EXERCISE DESCRIPTION. Your answer must be the full set of entries, repeated exactly.

** DATA LISTING follows **

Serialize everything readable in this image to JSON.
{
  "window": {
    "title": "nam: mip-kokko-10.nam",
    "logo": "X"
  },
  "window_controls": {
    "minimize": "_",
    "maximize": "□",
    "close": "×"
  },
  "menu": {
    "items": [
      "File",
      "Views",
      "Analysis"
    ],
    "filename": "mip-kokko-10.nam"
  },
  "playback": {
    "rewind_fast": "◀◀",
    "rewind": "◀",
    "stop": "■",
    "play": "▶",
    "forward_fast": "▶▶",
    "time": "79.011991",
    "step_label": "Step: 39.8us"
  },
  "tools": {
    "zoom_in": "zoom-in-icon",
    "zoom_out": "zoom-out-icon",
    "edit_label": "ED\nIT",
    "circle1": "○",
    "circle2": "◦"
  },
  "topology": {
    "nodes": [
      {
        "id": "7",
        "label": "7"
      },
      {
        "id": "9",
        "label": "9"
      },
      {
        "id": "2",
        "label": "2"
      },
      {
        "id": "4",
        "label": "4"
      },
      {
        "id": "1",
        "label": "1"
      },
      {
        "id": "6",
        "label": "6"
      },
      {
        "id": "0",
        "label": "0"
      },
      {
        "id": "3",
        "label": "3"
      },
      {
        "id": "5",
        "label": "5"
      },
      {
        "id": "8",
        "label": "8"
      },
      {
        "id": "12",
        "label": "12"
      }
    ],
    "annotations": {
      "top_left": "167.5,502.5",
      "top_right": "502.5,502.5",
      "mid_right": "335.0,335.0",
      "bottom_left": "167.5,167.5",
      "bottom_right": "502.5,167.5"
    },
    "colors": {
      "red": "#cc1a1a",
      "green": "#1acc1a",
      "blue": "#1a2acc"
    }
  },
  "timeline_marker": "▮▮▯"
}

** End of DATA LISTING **

SOLUTION.
Serialize everything readable in this image to JSON.
{
  "window": {
    "title": "nam: mip-kokko-10.nam",
    "logo": "X"
  },
  "window_controls": {
    "minimize": "_",
    "maximize": "□",
    "close": "×"
  },
  "menu": {
    "items": [
      "File",
      "Views",
      "Analysis"
    ],
    "filename": "mip-kokko-10.nam"
  },
  "playback": {
    "rewind_fast": "◀◀",
    "rewind": "◀",
    "stop": "■",
    "play": "▶",
    "forward_fast": "▶▶",
    "time": "79.011991",
    "step_label": "Step: 39.8us"
  },
  "tools": {
    "zoom_in": "zoom-in-icon",
    "zoom_out": "zoom-out-icon",
    "edit_label": "ED\nIT",
    "circle1": "○",
    "circle2": "◦"
  },
  "topology": {
    "nodes": [
      {
        "id": "7",
        "label": "7"
      },
      {
        "id": "9",
        "label": "9"
      },
      {
        "id": "2",
        "label": "2"
      },
      {
        "id": "4",
        "label": "4"
      },
      {
        "id": "1",
        "label": "1"
      },
      {
        "id": "6",
        "label": "6"
      },
      {
        "id": "0",
        "label": "0"
      },
      {
        "id": "3",
        "label": "3"
      },
      {
        "id": "5",
        "label": "5"
      },
      {
        "id": "8",
        "label": "8"
      },
      {
        "id": "12",
        "label": "12"
      }
    ],
    "annotations": {
      "top_left": "167.5,502.5",
      "top_right": "502.5,502.5",
      "mid_right": "335.0,335.0",
      "bottom_left": "167.5,167.5",
      "bottom_right": "502.5,167.5"
    },
    "colors": {
      "red": "#cc1a1a",
      "green": "#1acc1a",
      "blue": "#1a2acc"
    }
  },
  "timeline_marker": "▮▮▯"
}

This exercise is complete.